Using a PubMed search, the authors identified six population-based studies and 13 clinic-based studies of MRI abnormalities in migraineurs (with aura and without). Dr. Bashir and colleagues looked at three types of structural brain abnormalities on MRI — white matter abnormalities (WMAs), infarct-like lesions (ILLs), and volumetric changes in gray and white matter (GM, WM) regions.
The meta-analysis of WMAs showed an association for migraine with aura (OR 1.68; 95% CI 1.07–2.65; p = 0.03) but not for migraine without aura (OR 1.34; 95% CI 0.96–1.87; p = 0.08). ILLs were more prevalent individuals with migraine with aura (OR 1.44; 95% CI 1.02–2.03; p = 0.04) than for migraine without aura, but no association was found for migraine without aura (p = 0.52) and MO (p = 0.08) compared to controls. According to the data, migraine is a risk factor for WMAs, ILLs, and volumetric changes in the brain. These associations were strongest for individuals with migraine with aura.
More longitudinal studies are necessary to “determine the differential influence of migraine without and with aura, to better characterize the effects of attack frequency, and to assess longitudinal changes in brain structure and function,” the authors concluded.

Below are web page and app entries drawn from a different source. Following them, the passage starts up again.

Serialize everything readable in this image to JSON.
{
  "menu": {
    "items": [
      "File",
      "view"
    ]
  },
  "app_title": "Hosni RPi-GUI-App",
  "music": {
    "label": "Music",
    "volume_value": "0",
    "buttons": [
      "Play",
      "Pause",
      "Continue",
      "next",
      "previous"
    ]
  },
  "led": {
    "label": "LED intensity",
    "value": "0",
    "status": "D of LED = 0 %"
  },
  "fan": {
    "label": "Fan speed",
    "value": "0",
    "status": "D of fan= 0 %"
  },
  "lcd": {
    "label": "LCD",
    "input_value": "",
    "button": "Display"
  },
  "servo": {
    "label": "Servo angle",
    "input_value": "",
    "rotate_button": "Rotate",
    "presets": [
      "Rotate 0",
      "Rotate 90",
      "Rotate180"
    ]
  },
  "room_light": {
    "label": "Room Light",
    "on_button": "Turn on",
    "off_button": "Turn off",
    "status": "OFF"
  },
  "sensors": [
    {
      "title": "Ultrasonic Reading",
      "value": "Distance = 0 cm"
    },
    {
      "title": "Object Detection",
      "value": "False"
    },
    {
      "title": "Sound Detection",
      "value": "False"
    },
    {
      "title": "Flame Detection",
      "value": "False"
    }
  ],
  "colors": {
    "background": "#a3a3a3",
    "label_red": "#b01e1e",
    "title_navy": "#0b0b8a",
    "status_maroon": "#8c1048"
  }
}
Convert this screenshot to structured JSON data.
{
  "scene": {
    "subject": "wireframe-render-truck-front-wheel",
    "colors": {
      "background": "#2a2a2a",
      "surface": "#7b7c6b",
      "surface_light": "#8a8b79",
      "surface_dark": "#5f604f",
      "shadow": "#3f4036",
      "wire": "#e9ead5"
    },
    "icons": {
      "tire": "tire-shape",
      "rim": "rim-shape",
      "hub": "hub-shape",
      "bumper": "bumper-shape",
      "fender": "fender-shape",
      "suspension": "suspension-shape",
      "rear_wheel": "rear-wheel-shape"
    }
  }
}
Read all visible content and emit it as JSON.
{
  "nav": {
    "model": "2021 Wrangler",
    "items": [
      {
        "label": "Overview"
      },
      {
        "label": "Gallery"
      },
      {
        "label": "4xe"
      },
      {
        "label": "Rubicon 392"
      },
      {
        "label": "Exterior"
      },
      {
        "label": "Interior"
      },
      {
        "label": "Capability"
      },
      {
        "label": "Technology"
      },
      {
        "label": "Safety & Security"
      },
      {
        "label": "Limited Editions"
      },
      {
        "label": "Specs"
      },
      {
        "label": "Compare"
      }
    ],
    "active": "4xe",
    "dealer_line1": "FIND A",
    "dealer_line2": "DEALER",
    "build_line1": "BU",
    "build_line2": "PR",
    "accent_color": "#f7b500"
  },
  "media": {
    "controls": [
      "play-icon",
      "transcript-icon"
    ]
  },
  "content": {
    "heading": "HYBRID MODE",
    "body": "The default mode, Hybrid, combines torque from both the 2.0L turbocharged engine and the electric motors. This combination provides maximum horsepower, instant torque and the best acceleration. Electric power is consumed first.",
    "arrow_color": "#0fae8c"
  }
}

See our past coverage of migraine and brain changes in Neurology Today: http://bit.ly/1agFO4V.